Recent settlement in Brazilian Amazonia : labour mobility and environmental degradation

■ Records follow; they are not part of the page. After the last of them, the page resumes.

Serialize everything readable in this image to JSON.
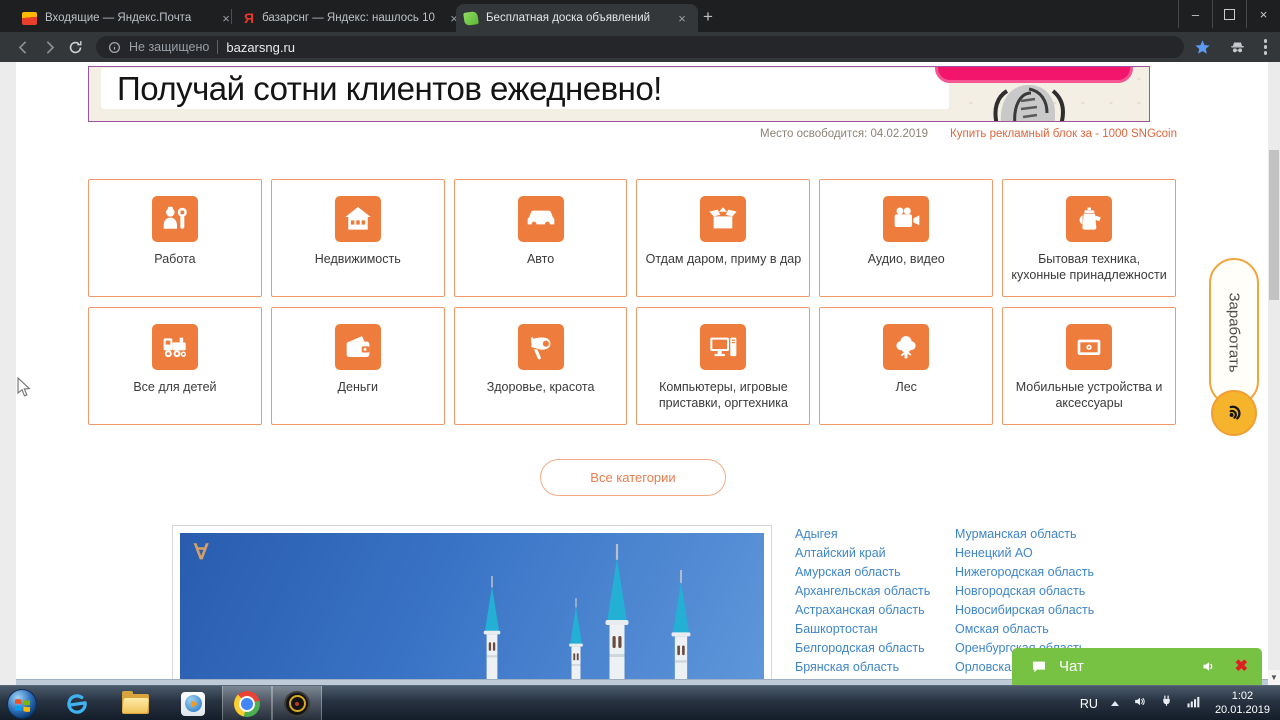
{
  "browser": {
    "tabs": [
      {
        "title": "Входящие — Яндекс.Почта",
        "icon": "yandex-mail-icon",
        "active": false
      },
      {
        "title": "базарснг — Яндекс: нашлось 10",
        "icon": "yandex-search-icon",
        "fav_letter": "Я",
        "active": false
      },
      {
        "title": "Бесплатная доска объявлений",
        "icon": "bulletin-board-icon",
        "active": true
      }
    ],
    "tab_close_glyph": "×",
    "new_tab_glyph": "+",
    "window_controls": {
      "minimize": "–",
      "close": "×"
    },
    "address": {
      "security_text": "Не защищено",
      "url": "bazarsng.ru"
    }
  },
  "page": {
    "banner": {
      "headline": "Получай сотни клиентов ежедневно!"
    },
    "ad_meta": {
      "expires": "Место освободится: 04.02.2019",
      "buy_link": "Купить рекламный блок за - 1000 SNGcoin"
    },
    "categories": [
      {
        "label": "Работа",
        "icon": "worker"
      },
      {
        "label": "Недвижимость",
        "icon": "house"
      },
      {
        "label": "Авто",
        "icon": "car"
      },
      {
        "label": "Отдам даром, приму в дар",
        "icon": "open-box"
      },
      {
        "label": "Аудио, видео",
        "icon": "video-camera"
      },
      {
        "label": "Бытовая техника, кухонные принадлежности",
        "icon": "kettle"
      },
      {
        "label": "Все для детей",
        "icon": "toy-train"
      },
      {
        "label": "Деньги",
        "icon": "wallet"
      },
      {
        "label": "Здоровье, красота",
        "icon": "hair-dryer"
      },
      {
        "label": "Компьютеры, игровые приставки, оргтехника",
        "icon": "computer"
      },
      {
        "label": "Лес",
        "icon": "tree"
      },
      {
        "label": "Мобильные устройства и аксессуары",
        "icon": "mobile-device"
      }
    ],
    "all_categories_label": "Все категории",
    "slider": {
      "overlay_letter": "∀"
    },
    "regions": {
      "column1": [
        "Адыгея",
        "Алтайский край",
        "Амурская область",
        "Архангельская область",
        "Астраханская область",
        "Башкортостан",
        "Белгородская область",
        "Брянская область"
      ],
      "column2": [
        "Мурманская область",
        "Ненецкий АО",
        "Нижегородская область",
        "Новгородская область",
        "Новосибирская область",
        "Омская область",
        "Оренбургская область",
        "Орловская область"
      ]
    },
    "earn_tab_label": "Заработать",
    "chat": {
      "label": "Чат",
      "close_glyph": "✖"
    }
  },
  "taskbar": {
    "language": "RU",
    "time": "1:02",
    "date": "20.01.2019"
  },
  "colors": {
    "accent_orange": "#ed7c3d",
    "card_border": "#f0996b",
    "link_blue": "#3f86c8",
    "chat_green": "#77c143",
    "banner_border": "#9c559c",
    "buy_link_orange": "#e2653c",
    "pink_button": "#f2156b",
    "earn_yellow": "#f6b42c"
  }
}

The context of this thesis is Brazilian Amazonia and the subject is the discussion of labour force mobility and immobility as well as environmental degradation following current occupation process of this natural resource frontier. The overall aim is to identify the forms and mechanisms of the capitalist occupation process which has taken place in Amazonia in the 1960-1990 period. I consider the issues of increasing labour force mobility and environmental degradation as a question of changes in the relationship between people-nature. These changes in Brazilian Amazonia relate to an expansion of the territorial limits of capital and are a consequence of the occupation process encouraged by the Brazilian State. The central research question of this thesis is why and how does a regional development policy for Brazilian Amazonia, designed with the aim of promoting the occupation of the empty spaces of the frontier, lead to a progressive expulsion of the previous inhabitants of those areas. In the same way, why did government programmes not ensure a settling of the new colonists (landless migrants) on the land in these frontier areas where, by definition, we would suppose there are huge expanses of land available. The argument is that the Brazilian State, taking it for granted that the Northern frontier areas should be occupied, promoted a sort of occupation in which the frontier was to be expanded following a pattern of urbanised jungle, where the urban space was the support of this process. According to this strategy, the circulation (mobility) of the labour force was seen to be more relevant than the settlement of small landless producers. In this way, migration (as a mechanism in producing the labour force) played a crucial role in creating a regional labour market in frontier areas. Moreover, this thesis will discuss the Extractive Reserve model presented by the so-called traditional inhabitants as a proposal for rainforest productive conservation and counter-mobility of the labour force in Brazilian Amazonia. The present study analyses specific spaces in the Amazonia: the Pre- Amazonia Maranhense (Eastern Amazonia), considered an earlier frontier area from the 1960s, and the Acre River Valley (Western Amazonia), that represents a newer frontier area from the 1970s and 1980s.